Sermon for December 24, 2021

Christmas Eve, Luke 2:1-20

Think of it. Can you imagine the Christmas story without the creche and its figurines – Mary and Joseph with the baby Jesus in the manger, the animals in the barn because there was no room for them at the inn, the shepherds, the angels, the star of Bethlehem?

These are constitutive elements of the story recorded in Luke’s Gospel. They have been at the heart of Sunday School Christmas pageants for generations. [Even here today, the features of our beloved biblical Christmas story were made clear when our children lovingly placed the figurines in their proper places in the manger scene at the altar].

Moreover, the characters and configurations our manger scenes appear in the lyrics of so many of our beloved Christmas Carols – “Away in a Manger,” “O Little Town of Bethlehem,” “Silent Night,” “Angels We Have Heard on High,” “What Child is This.”

I’m here to tell you this night that none of the features of the Christmas story would have been possible without the interruptions of a government bureaucracy in Mary and Joseph’s life. It’s true, a bureaucratic mandate made it all possible. Remember how the story in Luke begins: “In those days a decree went out from Emperor Augustus that all the world should be registered. This was the first registration and was taken while Quirinius was governor of Syria.”

So, it was a government directive for a census that made possible all of the elements of our beloved Christmas story. If a registration, a census, had not been ordered, then Mary and Joseph would have had no reason to travel from Nazareth in Galilee to Bethlehem. Then there would have been no occasion for there to be no room in the inn. And no stable and no manager and no animals and no shepherds and no angels.

Our beloved Christmas story was made possible by a government directive. Imagine that! How profane. How devoid, seemingly, of the holy. But also how incredibly significant.

All of this reveals the radical contingency of our lives and our circumstances. So much of our life experience is dictated by circumstances beyond our control. And so much occurs by seeming happenstance.

I like to tell the story to my son, Nathan, that he and I would not exist if it were not for the Minneapolis and St. Louis Railroad which had a steam locomotive maintenance facility where I grew up. My mother travelled from South Dakota to live in my Illinois hometown because one of her sisters was married to a steam locomotive mechanic who was transferred to work in Monmouth, Illinois. My mother went to live with them, and when my dad came home from WWII, he fell in love with the pretty young blonde from South Dakota who was singing in the choir of the Lutheran Church.
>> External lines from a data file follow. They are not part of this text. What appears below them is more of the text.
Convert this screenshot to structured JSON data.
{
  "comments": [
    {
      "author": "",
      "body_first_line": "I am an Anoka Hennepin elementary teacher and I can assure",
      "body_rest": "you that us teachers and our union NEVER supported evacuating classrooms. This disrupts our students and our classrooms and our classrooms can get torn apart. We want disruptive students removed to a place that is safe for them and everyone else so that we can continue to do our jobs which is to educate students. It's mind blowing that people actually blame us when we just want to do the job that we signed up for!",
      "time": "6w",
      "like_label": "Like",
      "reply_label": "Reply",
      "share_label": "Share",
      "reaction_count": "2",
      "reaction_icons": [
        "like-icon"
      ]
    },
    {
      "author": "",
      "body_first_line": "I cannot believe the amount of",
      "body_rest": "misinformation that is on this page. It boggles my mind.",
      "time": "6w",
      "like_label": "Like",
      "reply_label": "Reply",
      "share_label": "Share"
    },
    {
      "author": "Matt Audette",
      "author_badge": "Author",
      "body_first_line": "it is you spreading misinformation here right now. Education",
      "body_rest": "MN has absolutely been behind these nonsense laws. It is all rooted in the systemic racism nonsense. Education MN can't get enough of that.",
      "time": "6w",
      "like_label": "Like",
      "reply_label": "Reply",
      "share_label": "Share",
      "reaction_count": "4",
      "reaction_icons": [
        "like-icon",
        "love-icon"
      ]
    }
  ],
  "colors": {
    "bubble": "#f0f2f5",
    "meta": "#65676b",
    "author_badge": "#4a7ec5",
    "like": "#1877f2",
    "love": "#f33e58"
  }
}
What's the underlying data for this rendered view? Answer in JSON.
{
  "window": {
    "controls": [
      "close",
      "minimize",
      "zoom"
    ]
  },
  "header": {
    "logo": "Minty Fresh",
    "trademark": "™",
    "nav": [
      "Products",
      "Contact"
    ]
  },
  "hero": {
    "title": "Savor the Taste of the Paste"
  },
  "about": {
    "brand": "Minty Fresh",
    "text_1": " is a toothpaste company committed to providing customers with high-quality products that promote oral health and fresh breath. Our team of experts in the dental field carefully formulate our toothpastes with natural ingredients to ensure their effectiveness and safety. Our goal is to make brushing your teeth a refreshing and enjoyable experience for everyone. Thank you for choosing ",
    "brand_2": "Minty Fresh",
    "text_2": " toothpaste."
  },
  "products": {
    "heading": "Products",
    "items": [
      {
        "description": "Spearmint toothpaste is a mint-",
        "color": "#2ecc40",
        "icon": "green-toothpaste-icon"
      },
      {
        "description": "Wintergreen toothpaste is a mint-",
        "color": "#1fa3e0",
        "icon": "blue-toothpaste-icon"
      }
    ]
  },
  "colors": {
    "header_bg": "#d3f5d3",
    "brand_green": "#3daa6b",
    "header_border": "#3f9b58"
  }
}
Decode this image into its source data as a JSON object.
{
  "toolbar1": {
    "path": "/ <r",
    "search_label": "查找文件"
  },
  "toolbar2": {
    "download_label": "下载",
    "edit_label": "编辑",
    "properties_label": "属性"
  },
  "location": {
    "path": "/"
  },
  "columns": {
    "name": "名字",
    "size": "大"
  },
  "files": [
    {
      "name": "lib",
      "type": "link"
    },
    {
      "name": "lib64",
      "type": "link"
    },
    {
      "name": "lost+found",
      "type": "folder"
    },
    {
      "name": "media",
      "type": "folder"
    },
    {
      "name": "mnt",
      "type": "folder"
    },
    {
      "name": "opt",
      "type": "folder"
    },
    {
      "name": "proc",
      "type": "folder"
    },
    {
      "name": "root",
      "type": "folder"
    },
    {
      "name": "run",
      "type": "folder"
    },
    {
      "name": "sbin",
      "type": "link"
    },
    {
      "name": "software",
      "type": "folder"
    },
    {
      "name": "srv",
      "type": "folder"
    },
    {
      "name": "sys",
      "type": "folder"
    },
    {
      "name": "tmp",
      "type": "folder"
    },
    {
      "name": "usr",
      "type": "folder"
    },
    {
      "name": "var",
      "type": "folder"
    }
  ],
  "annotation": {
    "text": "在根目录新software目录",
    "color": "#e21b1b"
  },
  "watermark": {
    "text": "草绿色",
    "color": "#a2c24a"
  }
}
The rest is history, and here I am. Without the railroad job of my Uncle Soren, I would not exist as who I am today, nor would my son.

You all can tell similar stories. And I encourage you to do so, for it’s a compelling exercise.

The radical contingencies our lives and circumstances can be frightening. It seems so random. If one little piece is out of place, our lives, who we are, would be entirely different, or we might not be at all.

But here’s the thing that makes all the difference: God enters into the particularities and peculiarities of human history, our stories, to advance the divine will.

So be it that all of the elements of the Christmas story which we hold dear came about because of a governmental bureaucratic decision about taking a census. God used all of that for sacred purpose, and when it’s all said and done, we would not have it any other way. Isn’t that right?

What otherwise seems random and beyond our control is used by God for God’s purposes, very much under God’s guidance and control.

This is a significant feature of the sacred mystery in the story which treasure and which we, like Mary, ponder in our hearts on this holy day.

Here’s another mystery. The baby Jesus grew to be the one who was lifted high on the tree of the cross for our salvation. His being put on the cross was the result of yet another governmental directive, an order of execution. And yet, God made good of that, too, by raising Jesus from the dead for the life of the world.

In all of the changes and chances of life, the message is that we cannot escape God’s good and gracious will for us and for all of humanity.

That’s one of the central meanings of the sacred story which we celebrate at Christmas and in all of our Christian stories. Thanks be to God. Amen.